When speaking about cryptography, one likely imagines a military or computerized setting, where a group of people tries fervently to decipher the coded messages of their enemy in order to gain valuable intelligence. But the same thing is happening in labs at the University of Michigan, Ann Arbor, only with microbiologists cracking the code of cancer cells.
The sorts of messages that cancer cells send are actually directed to cells of their host body: specifically, cells with the capability to heal other cells. Researchers have known for a while that tumors like to recruit healing cells; what they haven’t known is how the cancer cells enlist the healing cells in the first place. In this new study by U-M professor Russell Taichman and research associate Younghun Jung, the signals sent out by these cancer cells can now be decoded.
What surprised the team was that the healing cells gave the cancer cells more than they bargained for. In many cases, they not only healed the target cells but also significantly increased their productivity and spreading potential. Taichman compares this “overdrive” effect to giving sugar to a group of small children. This means that the biologists also got more than they bargained for by cracking the molecular code, as they stand now to interrupt the healing and productivity of the tumor in one fell swoop.

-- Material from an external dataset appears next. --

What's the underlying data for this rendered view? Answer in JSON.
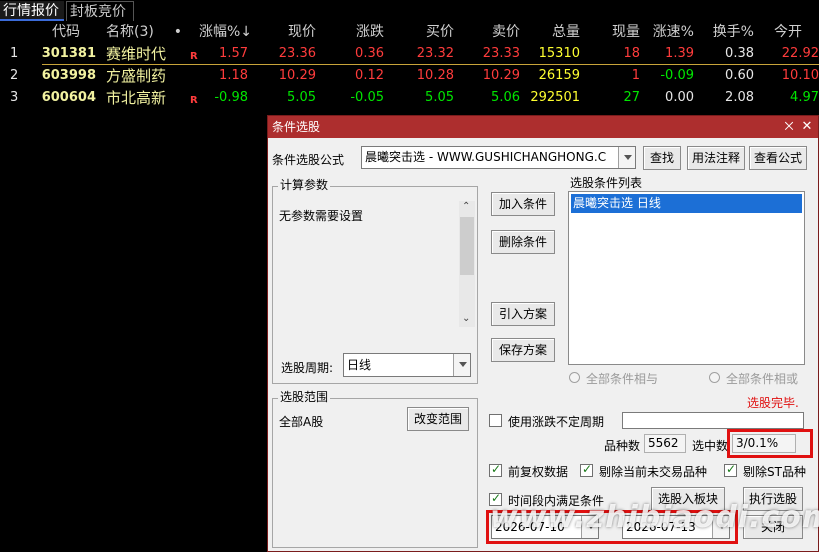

The next step will be to develop drugs that can scramble or stop these signals before they are sent, which would cease tumor formation and expansion at a much more early stage.